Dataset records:
◆ ◆ ◆ ◆ ◆ ◆ ◆

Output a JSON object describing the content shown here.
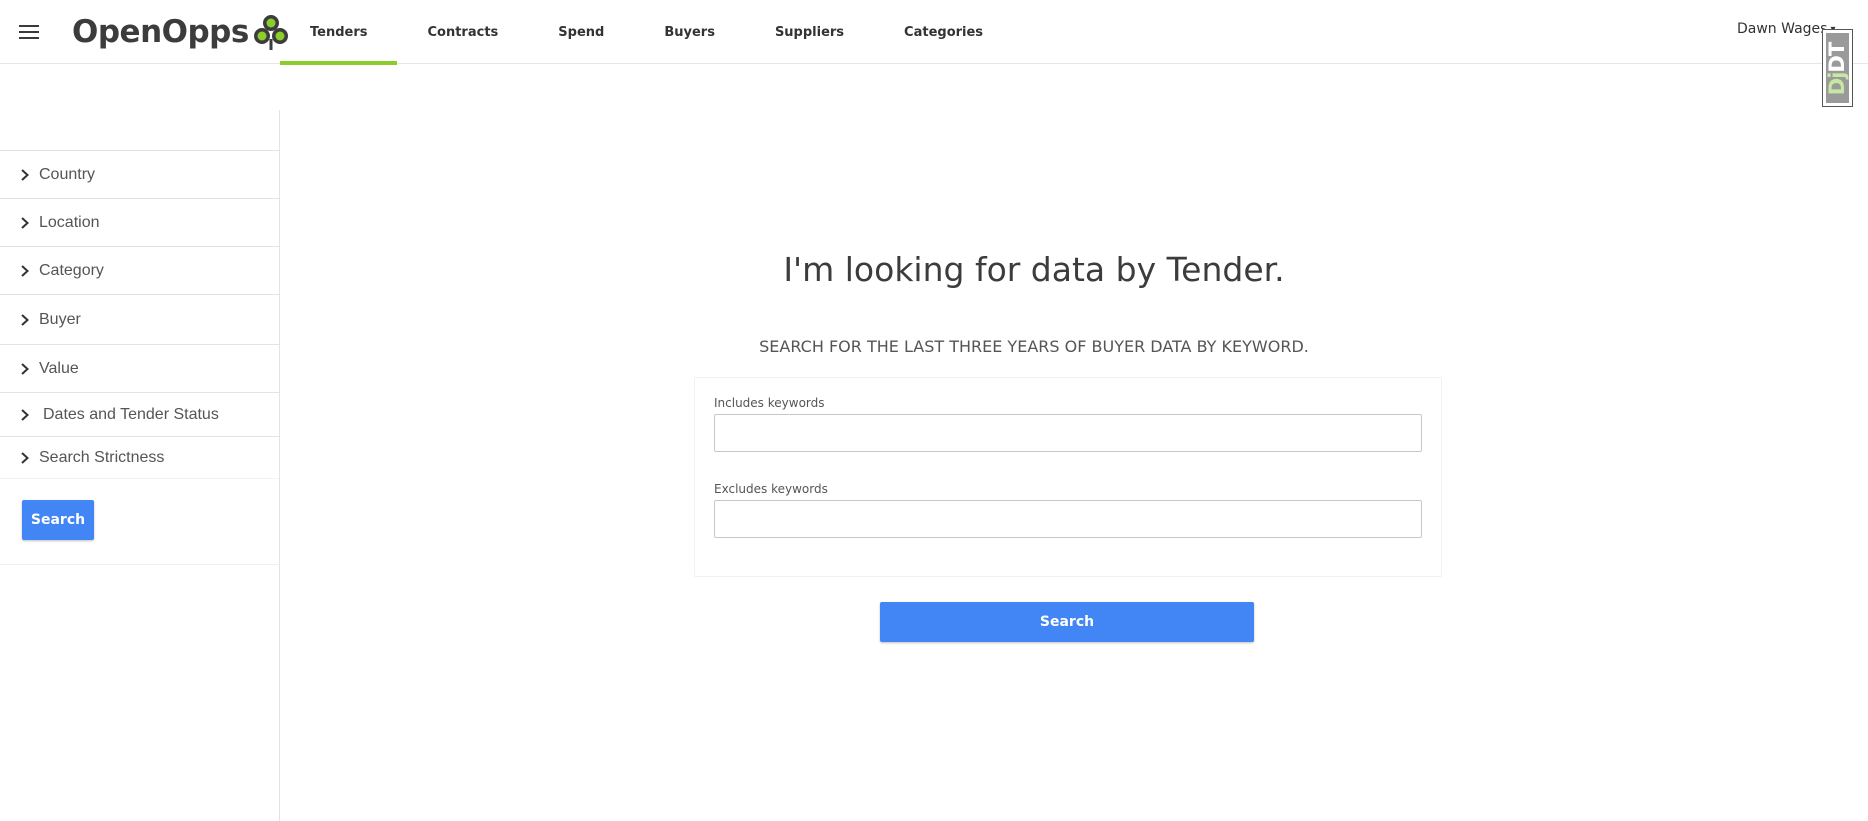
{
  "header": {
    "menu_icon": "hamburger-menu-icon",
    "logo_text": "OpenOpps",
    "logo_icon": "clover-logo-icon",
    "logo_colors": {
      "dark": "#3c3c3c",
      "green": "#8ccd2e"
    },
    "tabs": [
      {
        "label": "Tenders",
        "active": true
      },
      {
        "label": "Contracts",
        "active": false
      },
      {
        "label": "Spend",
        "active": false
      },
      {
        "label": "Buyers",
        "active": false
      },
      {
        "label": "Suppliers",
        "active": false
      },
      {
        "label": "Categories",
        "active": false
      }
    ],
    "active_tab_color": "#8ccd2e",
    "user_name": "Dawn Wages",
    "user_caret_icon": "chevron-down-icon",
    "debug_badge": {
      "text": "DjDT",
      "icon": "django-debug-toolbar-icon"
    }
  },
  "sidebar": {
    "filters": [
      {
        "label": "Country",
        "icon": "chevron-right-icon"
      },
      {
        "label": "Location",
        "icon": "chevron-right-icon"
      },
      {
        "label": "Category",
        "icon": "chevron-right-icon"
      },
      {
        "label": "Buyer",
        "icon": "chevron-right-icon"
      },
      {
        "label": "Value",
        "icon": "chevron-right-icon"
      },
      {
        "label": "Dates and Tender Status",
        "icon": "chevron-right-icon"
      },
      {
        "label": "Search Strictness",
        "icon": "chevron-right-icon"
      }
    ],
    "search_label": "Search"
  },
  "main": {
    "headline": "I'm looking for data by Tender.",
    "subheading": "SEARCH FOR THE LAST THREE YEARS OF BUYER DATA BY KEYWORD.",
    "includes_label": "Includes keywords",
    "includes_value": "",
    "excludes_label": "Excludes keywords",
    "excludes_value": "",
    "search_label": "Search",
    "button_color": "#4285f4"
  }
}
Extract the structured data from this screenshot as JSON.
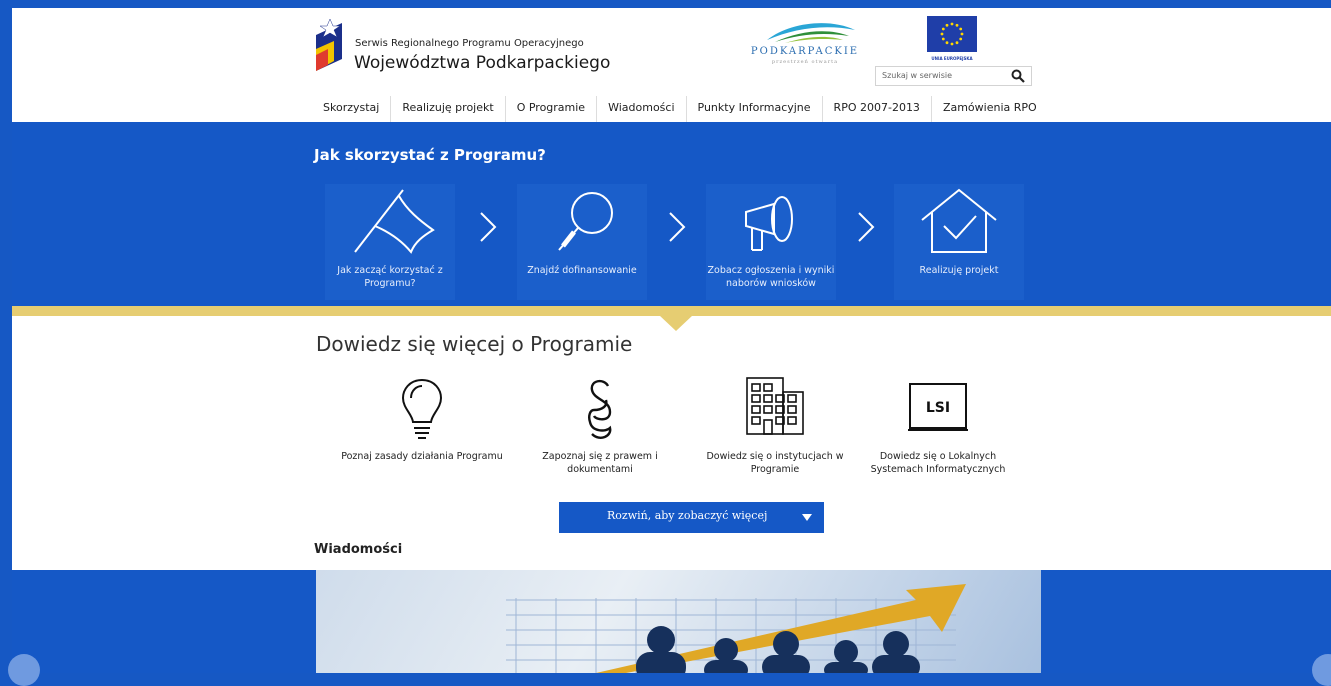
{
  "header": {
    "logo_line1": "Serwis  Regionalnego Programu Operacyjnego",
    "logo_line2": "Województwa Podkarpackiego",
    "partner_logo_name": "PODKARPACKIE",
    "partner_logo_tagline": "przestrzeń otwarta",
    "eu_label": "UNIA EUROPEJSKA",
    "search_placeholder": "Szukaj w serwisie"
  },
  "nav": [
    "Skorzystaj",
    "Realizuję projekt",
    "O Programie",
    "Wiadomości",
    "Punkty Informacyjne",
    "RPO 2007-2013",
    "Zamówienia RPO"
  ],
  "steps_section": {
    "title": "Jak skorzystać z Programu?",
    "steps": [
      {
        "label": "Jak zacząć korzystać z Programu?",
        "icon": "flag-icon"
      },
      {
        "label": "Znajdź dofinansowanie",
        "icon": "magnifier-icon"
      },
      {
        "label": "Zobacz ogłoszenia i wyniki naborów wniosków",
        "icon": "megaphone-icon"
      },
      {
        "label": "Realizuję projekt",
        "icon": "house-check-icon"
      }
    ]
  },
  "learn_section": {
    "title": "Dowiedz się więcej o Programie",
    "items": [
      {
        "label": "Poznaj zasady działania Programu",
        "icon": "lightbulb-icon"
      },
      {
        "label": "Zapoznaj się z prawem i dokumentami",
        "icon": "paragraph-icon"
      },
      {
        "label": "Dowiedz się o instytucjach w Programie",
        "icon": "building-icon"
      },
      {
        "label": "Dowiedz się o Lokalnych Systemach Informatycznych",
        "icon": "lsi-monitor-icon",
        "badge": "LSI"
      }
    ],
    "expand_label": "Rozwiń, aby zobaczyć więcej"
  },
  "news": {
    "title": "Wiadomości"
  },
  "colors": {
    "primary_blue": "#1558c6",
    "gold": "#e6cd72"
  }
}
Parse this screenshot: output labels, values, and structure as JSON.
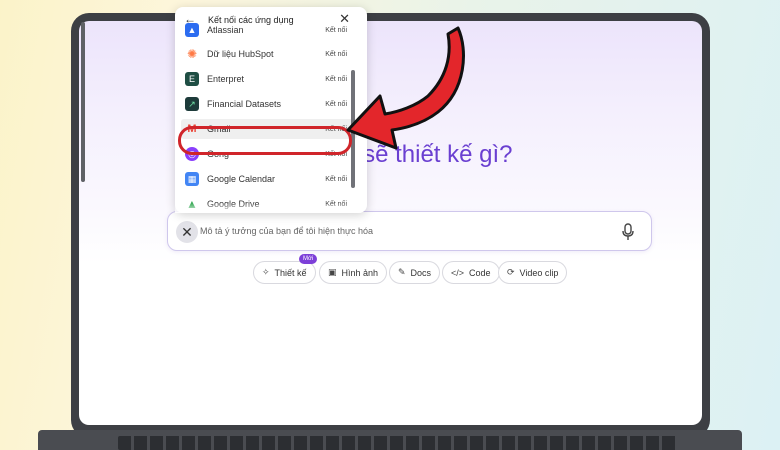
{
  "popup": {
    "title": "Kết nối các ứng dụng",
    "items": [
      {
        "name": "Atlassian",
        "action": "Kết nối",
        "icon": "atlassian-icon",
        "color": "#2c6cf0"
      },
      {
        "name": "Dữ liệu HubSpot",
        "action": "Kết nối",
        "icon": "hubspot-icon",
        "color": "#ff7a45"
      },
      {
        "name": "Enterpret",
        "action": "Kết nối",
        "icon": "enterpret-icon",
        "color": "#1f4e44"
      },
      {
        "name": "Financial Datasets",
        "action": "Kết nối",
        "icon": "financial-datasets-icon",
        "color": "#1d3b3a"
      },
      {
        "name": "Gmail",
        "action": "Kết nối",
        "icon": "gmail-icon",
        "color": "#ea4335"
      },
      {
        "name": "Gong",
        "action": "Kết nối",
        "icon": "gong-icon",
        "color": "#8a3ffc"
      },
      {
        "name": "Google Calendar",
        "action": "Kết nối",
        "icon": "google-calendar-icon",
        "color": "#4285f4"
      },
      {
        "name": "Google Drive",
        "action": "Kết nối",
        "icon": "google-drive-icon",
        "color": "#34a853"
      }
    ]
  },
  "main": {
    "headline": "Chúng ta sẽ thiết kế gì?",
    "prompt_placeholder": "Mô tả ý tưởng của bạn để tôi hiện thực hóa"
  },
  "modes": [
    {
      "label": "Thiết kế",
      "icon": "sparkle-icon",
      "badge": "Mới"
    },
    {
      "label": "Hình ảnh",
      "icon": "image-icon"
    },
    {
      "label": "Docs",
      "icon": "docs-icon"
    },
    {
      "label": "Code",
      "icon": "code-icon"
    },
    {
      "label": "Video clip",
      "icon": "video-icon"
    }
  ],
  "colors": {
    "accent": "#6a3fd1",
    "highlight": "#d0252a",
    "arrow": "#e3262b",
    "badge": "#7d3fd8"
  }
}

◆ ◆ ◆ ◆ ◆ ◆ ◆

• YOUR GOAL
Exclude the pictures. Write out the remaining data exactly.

• ANSWER TO THIS PROBLEM
Output a JSON object describing the content shown here.
{
  "header": {
    "menu_icon": "hamburger-menu-icon",
    "logo_text": "OpenOpps",
    "logo_icon": "clover-logo-icon",
    "logo_colors": {
      "dark": "#3c3c3c",
      "green": "#8ccd2e"
    },
    "tabs": [
      {
        "label": "Tenders",
        "active": true
      },
      {
        "label": "Contracts",
        "active": false
      },
      {
        "label": "Spend",
        "active": false
      },
      {
        "label": "Buyers",
        "active": false
      },
      {
        "label": "Suppliers",
        "active": false
      },
      {
        "label": "Categories",
        "active": false
      }
    ],
    "active_tab_color": "#8ccd2e",
    "user_name": "Dawn Wages",
    "user_caret_icon": "chevron-down-icon",
    "debug_badge": {
      "text": "DjDT",
      "icon": "django-debug-toolbar-icon"
    }
  },
  "sidebar": {
    "filters": [
      {
        "label": "Country",
        "icon": "chevron-right-icon"
      },
      {
        "label": "Location",
        "icon": "chevron-right-icon"
      },
      {
        "label": "Category",
        "icon": "chevron-right-icon"
      },
      {
        "label": "Buyer",
        "icon": "chevron-right-icon"
      },
      {
        "label": "Value",
        "icon": "chevron-right-icon"
      },
      {
        "label": "Dates and Tender Status",
        "icon": "chevron-right-icon"
      },
      {
        "label": "Search Strictness",
        "icon": "chevron-right-icon"
      }
    ],
    "search_label": "Search"
  },
  "main": {
    "headline": "I'm looking for data by Tender.",
    "subheading": "SEARCH FOR THE LAST THREE YEARS OF BUYER DATA BY KEYWORD.",
    "includes_label": "Includes keywords",
    "includes_value": "",
    "excludes_label": "Excludes keywords",
    "excludes_value": "",
    "search_label": "Search",
    "button_color": "#4285f4"
  }
}
Extract the structured data from this screenshot as JSON.
{
  "header": {
    "logo_line1": "Serwis  Regionalnego Programu Operacyjnego",
    "logo_line2": "Województwa Podkarpackiego",
    "partner_logo_name": "PODKARPACKIE",
    "partner_logo_tagline": "przestrzeń otwarta",
    "eu_label": "UNIA EUROPEJSKA",
    "search_placeholder": "Szukaj w serwisie"
  },
  "nav": [
    "Skorzystaj",
    "Realizuję projekt",
    "O Programie",
    "Wiadomości",
    "Punkty Informacyjne",
    "RPO 2007-2013",
    "Zamówienia RPO"
  ],
  "steps_section": {
    "title": "Jak skorzystać z Programu?",
    "steps": [
      {
        "label": "Jak zacząć korzystać z Programu?",
        "icon": "flag-icon"
      },
      {
        "label": "Znajdź dofinansowanie",
        "icon": "magnifier-icon"
      },
      {
        "label": "Zobacz ogłoszenia i wyniki naborów wniosków",
        "icon": "megaphone-icon"
      },
      {
        "label": "Realizuję projekt",
        "icon": "house-check-icon"
      }
    ]
  },
  "learn_section": {
    "title": "Dowiedz się więcej o Programie",
    "items": [
      {
        "label": "Poznaj zasady działania Programu",
        "icon": "lightbulb-icon"
      },
      {
        "label": "Zapoznaj się z prawem i dokumentami",
        "icon": "paragraph-icon"
      },
      {
        "label": "Dowiedz się o instytucjach w Programie",
        "icon": "building-icon"
      },
      {
        "label": "Dowiedz się o Lokalnych Systemach Informatycznych",
        "icon": "lsi-monitor-icon",
        "badge": "LSI"
      }
    ],
    "expand_label": "Rozwiń, aby zobaczyć więcej"
  },
  "news": {
    "title": "Wiadomości"
  },
  "colors": {
    "primary_blue": "#1558c6",
    "gold": "#e6cd72"
  }
}
Parse this screenshot: output labels, values, and structure as JSON.
{
  "popup": {
    "title": "Kết nối các ứng dụng",
    "items": [
      {
        "name": "Atlassian",
        "action": "Kết nối",
        "icon": "atlassian-icon",
        "color": "#2c6cf0"
      },
      {
        "name": "Dữ liệu HubSpot",
        "action": "Kết nối",
        "icon": "hubspot-icon",
        "color": "#ff7a45"
      },
      {
        "name": "Enterpret",
        "action": "Kết nối",
        "icon": "enterpret-icon",
        "color": "#1f4e44"
      },
      {
        "name": "Financial Datasets",
        "action": "Kết nối",
        "icon": "financial-datasets-icon",
        "color": "#1d3b3a"
      },
      {
        "name": "Gmail",
        "action": "Kết nối",
        "icon": "gmail-icon",
        "color": "#ea4335"
      },
      {
        "name": "Gong",
        "action": "Kết nối",
        "icon": "gong-icon",
        "color": "#8a3ffc"
      },
      {
        "name": "Google Calendar",
        "action": "Kết nối",
        "icon": "google-calendar-icon",
        "color": "#4285f4"
      },
      {
        "name": "Google Drive",
        "action": "Kết nối",
        "icon": "google-drive-icon",
        "color": "#34a853"
      }
    ]
  },
  "main": {
    "headline": "Chúng ta sẽ thiết kế gì?",
    "prompt_placeholder": "Mô tả ý tưởng của bạn để tôi hiện thực hóa"
  },
  "modes": [
    {
      "label": "Thiết kế",
      "icon": "sparkle-icon",
      "badge": "Mới"
    },
    {
      "label": "Hình ảnh",
      "icon": "image-icon"
    },
    {
      "label": "Docs",
      "icon": "docs-icon"
    },
    {
      "label": "Code",
      "icon": "code-icon"
    },
    {
      "label": "Video clip",
      "icon": "video-icon"
    }
  ],
  "colors": {
    "accent": "#6a3fd1",
    "highlight": "#d0252a",
    "arrow": "#e3262b",
    "badge": "#7d3fd8"
  }
}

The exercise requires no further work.